#### Component data from apps and pages:
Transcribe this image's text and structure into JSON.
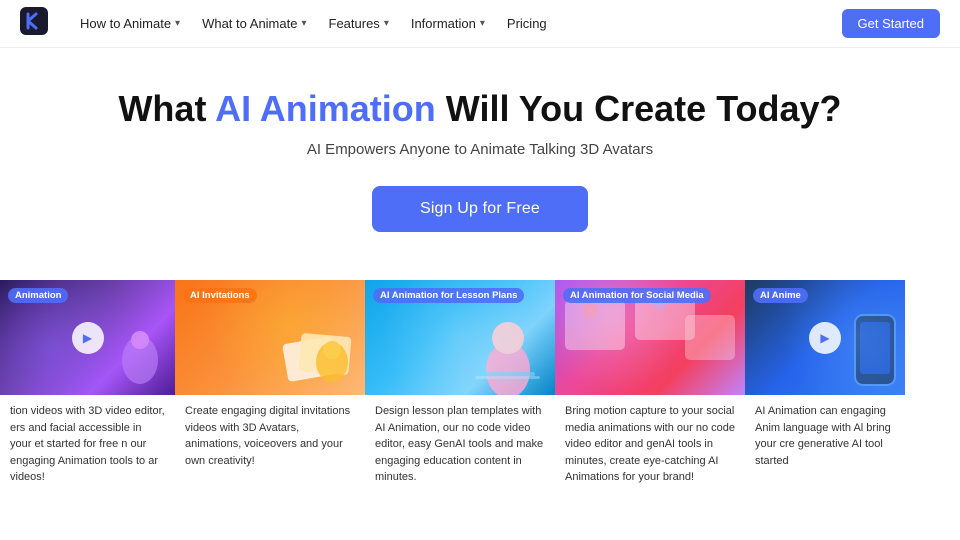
{
  "nav": {
    "logo_text": "K",
    "items": [
      {
        "label": "How to Animate",
        "has_dropdown": true
      },
      {
        "label": "What to Animate",
        "has_dropdown": true
      },
      {
        "label": "Features",
        "has_dropdown": true
      },
      {
        "label": "Information",
        "has_dropdown": true
      },
      {
        "label": "Pricing",
        "has_dropdown": false
      }
    ],
    "cta_label": "Get Started"
  },
  "hero": {
    "title_before": "What ",
    "title_highlight": "AI Animation",
    "title_after": " Will You Create Today?",
    "subtitle": "AI Empowers Anyone to Animate Talking 3D Avatars",
    "cta_label": "Sign Up for Free"
  },
  "cards": [
    {
      "badge": "Animation",
      "badge_color": "blue",
      "description": "tion videos with 3D video editor, ers and facial accessible in your et started for free n our engaging Animation tools to ar videos!",
      "has_play": true
    },
    {
      "badge": "AI Invitations",
      "badge_color": "orange",
      "description": "Create engaging digital invitations videos with 3D Avatars, animations, voiceovers and your own creativity!",
      "has_play": false
    },
    {
      "badge": "AI Animation for Lesson Plans",
      "badge_color": "blue",
      "description": "Design lesson plan templates with AI Animation, our no code video editor, easy GenAI tools and make engaging education content in minutes.",
      "has_play": false
    },
    {
      "badge": "AI Animation for Social Media",
      "badge_color": "blue",
      "description": "Bring motion capture to your social media animations with our no code video editor and genAI tools in minutes, create eye-catching AI Animations for your brand!",
      "has_play": false
    },
    {
      "badge": "AI Anime",
      "badge_color": "blue",
      "description": "AI Animation can engaging Anim language with Al bring your cre generative AI tool started",
      "has_play": true
    }
  ]
}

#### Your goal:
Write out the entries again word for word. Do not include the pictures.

#### Answer area:
Transcribe this image's text and structure into JSON.
{
  "nav": {
    "logo_text": "K",
    "items": [
      {
        "label": "How to Animate",
        "has_dropdown": true
      },
      {
        "label": "What to Animate",
        "has_dropdown": true
      },
      {
        "label": "Features",
        "has_dropdown": true
      },
      {
        "label": "Information",
        "has_dropdown": true
      },
      {
        "label": "Pricing",
        "has_dropdown": false
      }
    ],
    "cta_label": "Get Started"
  },
  "hero": {
    "title_before": "What ",
    "title_highlight": "AI Animation",
    "title_after": " Will You Create Today?",
    "subtitle": "AI Empowers Anyone to Animate Talking 3D Avatars",
    "cta_label": "Sign Up for Free"
  },
  "cards": [
    {
      "badge": "Animation",
      "badge_color": "blue",
      "description": "tion videos with 3D video editor, ers and facial accessible in your et started for free n our engaging Animation tools to ar videos!",
      "has_play": true
    },
    {
      "badge": "AI Invitations",
      "badge_color": "orange",
      "description": "Create engaging digital invitations videos with 3D Avatars, animations, voiceovers and your own creativity!",
      "has_play": false
    },
    {
      "badge": "AI Animation for Lesson Plans",
      "badge_color": "blue",
      "description": "Design lesson plan templates with AI Animation, our no code video editor, easy GenAI tools and make engaging education content in minutes.",
      "has_play": false
    },
    {
      "badge": "AI Animation for Social Media",
      "badge_color": "blue",
      "description": "Bring motion capture to your social media animations with our no code video editor and genAI tools in minutes, create eye-catching AI Animations for your brand!",
      "has_play": false
    },
    {
      "badge": "AI Anime",
      "badge_color": "blue",
      "description": "AI Animation can engaging Anim language with Al bring your cre generative AI tool started",
      "has_play": true
    }
  ]
}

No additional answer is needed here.